(Dataset entries)
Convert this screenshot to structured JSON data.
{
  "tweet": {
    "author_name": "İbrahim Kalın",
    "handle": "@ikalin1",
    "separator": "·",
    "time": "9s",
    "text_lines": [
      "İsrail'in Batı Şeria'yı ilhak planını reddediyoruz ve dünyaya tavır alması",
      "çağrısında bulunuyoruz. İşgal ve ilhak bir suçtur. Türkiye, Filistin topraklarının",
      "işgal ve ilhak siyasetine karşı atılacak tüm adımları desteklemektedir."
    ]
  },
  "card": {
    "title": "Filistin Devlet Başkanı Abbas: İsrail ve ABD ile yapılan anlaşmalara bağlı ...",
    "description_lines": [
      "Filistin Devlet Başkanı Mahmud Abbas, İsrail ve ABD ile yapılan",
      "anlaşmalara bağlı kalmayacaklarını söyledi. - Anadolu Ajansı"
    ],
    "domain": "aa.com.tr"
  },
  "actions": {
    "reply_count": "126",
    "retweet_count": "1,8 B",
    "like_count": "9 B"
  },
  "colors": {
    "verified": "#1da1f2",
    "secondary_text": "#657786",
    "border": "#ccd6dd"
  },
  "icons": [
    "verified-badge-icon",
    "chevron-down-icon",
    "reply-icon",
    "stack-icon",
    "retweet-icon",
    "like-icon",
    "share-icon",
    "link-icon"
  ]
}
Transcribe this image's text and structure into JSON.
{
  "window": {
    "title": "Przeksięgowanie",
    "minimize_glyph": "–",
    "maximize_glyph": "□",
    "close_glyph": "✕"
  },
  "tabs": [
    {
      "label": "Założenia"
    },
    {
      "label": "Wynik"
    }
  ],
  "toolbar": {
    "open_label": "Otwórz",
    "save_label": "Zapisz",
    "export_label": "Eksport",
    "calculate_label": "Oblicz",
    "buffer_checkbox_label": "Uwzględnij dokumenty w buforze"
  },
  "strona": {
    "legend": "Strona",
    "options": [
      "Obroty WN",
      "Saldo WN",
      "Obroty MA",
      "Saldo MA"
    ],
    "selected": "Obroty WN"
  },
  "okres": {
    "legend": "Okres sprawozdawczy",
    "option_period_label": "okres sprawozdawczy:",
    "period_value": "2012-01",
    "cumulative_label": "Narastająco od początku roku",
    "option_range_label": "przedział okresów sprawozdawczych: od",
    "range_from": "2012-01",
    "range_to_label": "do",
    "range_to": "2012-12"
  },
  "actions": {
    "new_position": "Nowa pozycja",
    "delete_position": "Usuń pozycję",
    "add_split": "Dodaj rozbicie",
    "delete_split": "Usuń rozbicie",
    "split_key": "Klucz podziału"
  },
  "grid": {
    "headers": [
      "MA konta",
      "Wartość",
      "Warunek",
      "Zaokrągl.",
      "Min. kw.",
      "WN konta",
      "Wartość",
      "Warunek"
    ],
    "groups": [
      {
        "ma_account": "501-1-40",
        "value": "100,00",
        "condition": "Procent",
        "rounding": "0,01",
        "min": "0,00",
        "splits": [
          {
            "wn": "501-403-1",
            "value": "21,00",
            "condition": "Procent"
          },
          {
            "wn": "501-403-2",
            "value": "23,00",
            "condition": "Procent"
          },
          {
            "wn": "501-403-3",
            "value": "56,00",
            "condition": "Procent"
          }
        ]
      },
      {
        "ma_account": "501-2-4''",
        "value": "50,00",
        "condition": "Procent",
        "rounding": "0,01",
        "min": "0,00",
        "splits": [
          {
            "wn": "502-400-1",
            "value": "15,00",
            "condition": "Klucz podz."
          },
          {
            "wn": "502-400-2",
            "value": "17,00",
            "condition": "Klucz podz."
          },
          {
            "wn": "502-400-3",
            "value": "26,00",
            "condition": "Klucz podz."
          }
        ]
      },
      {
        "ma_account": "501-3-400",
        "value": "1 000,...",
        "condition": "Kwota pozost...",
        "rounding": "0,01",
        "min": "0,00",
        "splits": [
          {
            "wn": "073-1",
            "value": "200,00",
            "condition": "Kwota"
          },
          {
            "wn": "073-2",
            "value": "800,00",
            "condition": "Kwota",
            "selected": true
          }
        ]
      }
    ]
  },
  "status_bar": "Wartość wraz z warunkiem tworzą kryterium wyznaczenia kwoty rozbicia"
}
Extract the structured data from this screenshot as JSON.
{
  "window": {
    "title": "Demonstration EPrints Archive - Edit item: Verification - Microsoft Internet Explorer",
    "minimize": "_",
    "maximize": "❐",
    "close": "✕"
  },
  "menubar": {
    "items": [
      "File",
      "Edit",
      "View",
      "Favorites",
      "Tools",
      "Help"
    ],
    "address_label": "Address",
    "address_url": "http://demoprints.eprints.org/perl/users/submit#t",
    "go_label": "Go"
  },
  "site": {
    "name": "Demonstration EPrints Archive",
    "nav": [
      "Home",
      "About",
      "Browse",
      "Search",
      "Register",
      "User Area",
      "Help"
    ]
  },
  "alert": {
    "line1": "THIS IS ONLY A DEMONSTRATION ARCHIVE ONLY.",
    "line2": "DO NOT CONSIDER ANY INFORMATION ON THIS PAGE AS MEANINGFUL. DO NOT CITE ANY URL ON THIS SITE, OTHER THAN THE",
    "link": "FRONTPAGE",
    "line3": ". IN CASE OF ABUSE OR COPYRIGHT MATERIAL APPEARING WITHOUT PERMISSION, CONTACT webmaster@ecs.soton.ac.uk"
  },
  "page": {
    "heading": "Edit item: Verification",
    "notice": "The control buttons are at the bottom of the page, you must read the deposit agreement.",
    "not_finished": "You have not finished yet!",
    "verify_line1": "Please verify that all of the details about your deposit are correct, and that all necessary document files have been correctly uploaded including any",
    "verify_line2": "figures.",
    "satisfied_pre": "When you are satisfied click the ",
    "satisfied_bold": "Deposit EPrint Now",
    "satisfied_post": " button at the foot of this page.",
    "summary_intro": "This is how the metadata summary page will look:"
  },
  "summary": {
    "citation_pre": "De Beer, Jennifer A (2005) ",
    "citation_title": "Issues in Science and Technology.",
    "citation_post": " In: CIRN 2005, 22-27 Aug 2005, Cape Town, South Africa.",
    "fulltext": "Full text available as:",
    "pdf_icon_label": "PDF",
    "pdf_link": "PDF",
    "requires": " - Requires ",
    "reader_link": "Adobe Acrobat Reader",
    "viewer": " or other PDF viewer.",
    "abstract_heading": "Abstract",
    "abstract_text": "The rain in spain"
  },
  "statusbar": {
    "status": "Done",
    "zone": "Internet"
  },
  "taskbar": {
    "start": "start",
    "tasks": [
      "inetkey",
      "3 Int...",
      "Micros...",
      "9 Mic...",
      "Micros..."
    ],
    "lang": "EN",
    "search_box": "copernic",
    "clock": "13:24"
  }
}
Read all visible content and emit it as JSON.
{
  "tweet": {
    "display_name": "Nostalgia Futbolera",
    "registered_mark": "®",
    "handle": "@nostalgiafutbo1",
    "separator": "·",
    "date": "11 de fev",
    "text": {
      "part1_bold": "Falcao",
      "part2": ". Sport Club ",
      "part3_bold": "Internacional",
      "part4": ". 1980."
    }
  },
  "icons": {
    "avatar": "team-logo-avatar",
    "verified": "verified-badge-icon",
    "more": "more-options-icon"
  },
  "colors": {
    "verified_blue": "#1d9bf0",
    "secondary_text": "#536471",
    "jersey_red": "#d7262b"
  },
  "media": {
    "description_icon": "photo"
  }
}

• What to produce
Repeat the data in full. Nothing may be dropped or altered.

• Exercise result
Convert this screenshot to structured JSON data.
{
  "tweet": {
    "author_name": "İbrahim Kalın",
    "handle": "@ikalin1",
    "separator": "·",
    "time": "9s",
    "text_lines": [
      "İsrail'in Batı Şeria'yı ilhak planını reddediyoruz ve dünyaya tavır alması",
      "çağrısında bulunuyoruz. İşgal ve ilhak bir suçtur. Türkiye, Filistin topraklarının",
      "işgal ve ilhak siyasetine karşı atılacak tüm adımları desteklemektedir."
    ]
  },
  "card": {
    "title": "Filistin Devlet Başkanı Abbas: İsrail ve ABD ile yapılan anlaşmalara bağlı ...",
    "description_lines": [
      "Filistin Devlet Başkanı Mahmud Abbas, İsrail ve ABD ile yapılan",
      "anlaşmalara bağlı kalmayacaklarını söyledi. - Anadolu Ajansı"
    ],
    "domain": "aa.com.tr"
  },
  "actions": {
    "reply_count": "126",
    "retweet_count": "1,8 B",
    "like_count": "9 B"
  },
  "colors": {
    "verified": "#1da1f2",
    "secondary_text": "#657786",
    "border": "#ccd6dd"
  },
  "icons": [
    "verified-badge-icon",
    "chevron-down-icon",
    "reply-icon",
    "stack-icon",
    "retweet-icon",
    "like-icon",
    "share-icon",
    "link-icon"
  ]
}
Transcribe this image's text and structure into JSON.
{
  "window": {
    "title": "Przeksięgowanie",
    "minimize_glyph": "–",
    "maximize_glyph": "□",
    "close_glyph": "✕"
  },
  "tabs": [
    {
      "label": "Założenia"
    },
    {
      "label": "Wynik"
    }
  ],
  "toolbar": {
    "open_label": "Otwórz",
    "save_label": "Zapisz",
    "export_label": "Eksport",
    "calculate_label": "Oblicz",
    "buffer_checkbox_label": "Uwzględnij dokumenty w buforze"
  },
  "strona": {
    "legend": "Strona",
    "options": [
      "Obroty WN",
      "Saldo WN",
      "Obroty MA",
      "Saldo MA"
    ],
    "selected": "Obroty WN"
  },
  "okres": {
    "legend": "Okres sprawozdawczy",
    "option_period_label": "okres sprawozdawczy:",
    "period_value": "2012-01",
    "cumulative_label": "Narastająco od początku roku",
    "option_range_label": "przedział okresów sprawozdawczych: od",
    "range_from": "2012-01",
    "range_to_label": "do",
    "range_to": "2012-12"
  },
  "actions": {
    "new_position": "Nowa pozycja",
    "delete_position": "Usuń pozycję",
    "add_split": "Dodaj rozbicie",
    "delete_split": "Usuń rozbicie",
    "split_key": "Klucz podziału"
  },
  "grid": {
    "headers": [
      "MA konta",
      "Wartość",
      "Warunek",
      "Zaokrągl.",
      "Min. kw.",
      "WN konta",
      "Wartość",
      "Warunek"
    ],
    "groups": [
      {
        "ma_account": "501-1-40",
        "value": "100,00",
        "condition": "Procent",
        "rounding": "0,01",
        "min": "0,00",
        "splits": [
          {
            "wn": "501-403-1",
            "value": "21,00",
            "condition": "Procent"
          },
          {
            "wn": "501-403-2",
            "value": "23,00",
            "condition": "Procent"
          },
          {
            "wn": "501-403-3",
            "value": "56,00",
            "condition": "Procent"
          }
        ]
      },
      {
        "ma_account": "501-2-4''",
        "value": "50,00",
        "condition": "Procent",
        "rounding": "0,01",
        "min": "0,00",
        "splits": [
          {
            "wn": "502-400-1",
            "value": "15,00",
            "condition": "Klucz podz."
          },
          {
            "wn": "502-400-2",
            "value": "17,00",
            "condition": "Klucz podz."
          },
          {
            "wn": "502-400-3",
            "value": "26,00",
            "condition": "Klucz podz."
          }
        ]
      },
      {
        "ma_account": "501-3-400",
        "value": "1 000,...",
        "condition": "Kwota pozost...",
        "rounding": "0,01",
        "min": "0,00",
        "splits": [
          {
            "wn": "073-1",
            "value": "200,00",
            "condition": "Kwota"
          },
          {
            "wn": "073-2",
            "value": "800,00",
            "condition": "Kwota",
            "selected": true
          }
        ]
      }
    ]
  },
  "status_bar": "Wartość wraz z warunkiem tworzą kryterium wyznaczenia kwoty rozbicia"
}
Extract the structured data from this screenshot as JSON.
{
  "window": {
    "title": "Demonstration EPrints Archive - Edit item: Verification - Microsoft Internet Explorer",
    "minimize": "_",
    "maximize": "❐",
    "close": "✕"
  },
  "menubar": {
    "items": [
      "File",
      "Edit",
      "View",
      "Favorites",
      "Tools",
      "Help"
    ],
    "address_label": "Address",
    "address_url": "http://demoprints.eprints.org/perl/users/submit#t",
    "go_label": "Go"
  },
  "site": {
    "name": "Demonstration EPrints Archive",
    "nav": [
      "Home",
      "About",
      "Browse",
      "Search",
      "Register",
      "User Area",
      "Help"
    ]
  },
  "alert": {
    "line1": "THIS IS ONLY A DEMONSTRATION ARCHIVE ONLY.",
    "line2": "DO NOT CONSIDER ANY INFORMATION ON THIS PAGE AS MEANINGFUL. DO NOT CITE ANY URL ON THIS SITE, OTHER THAN THE",
    "link": "FRONTPAGE",
    "line3": ". IN CASE OF ABUSE OR COPYRIGHT MATERIAL APPEARING WITHOUT PERMISSION, CONTACT webmaster@ecs.soton.ac.uk"
  },
  "page": {
    "heading": "Edit item: Verification",
    "notice": "The control buttons are at the bottom of the page, you must read the deposit agreement.",
    "not_finished": "You have not finished yet!",
    "verify_line1": "Please verify that all of the details about your deposit are correct, and that all necessary document files have been correctly uploaded including any",
    "verify_line2": "figures.",
    "satisfied_pre": "When you are satisfied click the ",
    "satisfied_bold": "Deposit EPrint Now",
    "satisfied_post": " button at the foot of this page.",
    "summary_intro": "This is how the metadata summary page will look:"
  },
  "summary": {
    "citation_pre": "De Beer, Jennifer A (2005) ",
    "citation_title": "Issues in Science and Technology.",
    "citation_post": " In: CIRN 2005, 22-27 Aug 2005, Cape Town, South Africa.",
    "fulltext": "Full text available as:",
    "pdf_icon_label": "PDF",
    "pdf_link": "PDF",
    "requires": " - Requires ",
    "reader_link": "Adobe Acrobat Reader",
    "viewer": " or other PDF viewer.",
    "abstract_heading": "Abstract",
    "abstract_text": "The rain in spain"
  },
  "statusbar": {
    "status": "Done",
    "zone": "Internet"
  },
  "taskbar": {
    "start": "start",
    "tasks": [
      "inetkey",
      "3 Int...",
      "Micros...",
      "9 Mic...",
      "Micros..."
    ],
    "lang": "EN",
    "search_box": "copernic",
    "clock": "13:24"
  }
}
Read all visible content and emit it as JSON.
{
  "tweet": {
    "display_name": "Nostalgia Futbolera",
    "registered_mark": "®",
    "handle": "@nostalgiafutbo1",
    "separator": "·",
    "date": "11 de fev",
    "text": {
      "part1_bold": "Falcao",
      "part2": ". Sport Club ",
      "part3_bold": "Internacional",
      "part4": ". 1980."
    }
  },
  "icons": {
    "avatar": "team-logo-avatar",
    "verified": "verified-badge-icon",
    "more": "more-options-icon"
  },
  "colors": {
    "verified_blue": "#1d9bf0",
    "secondary_text": "#536471",
    "jersey_red": "#d7262b"
  },
  "media": {
    "description_icon": "photo"
  }
}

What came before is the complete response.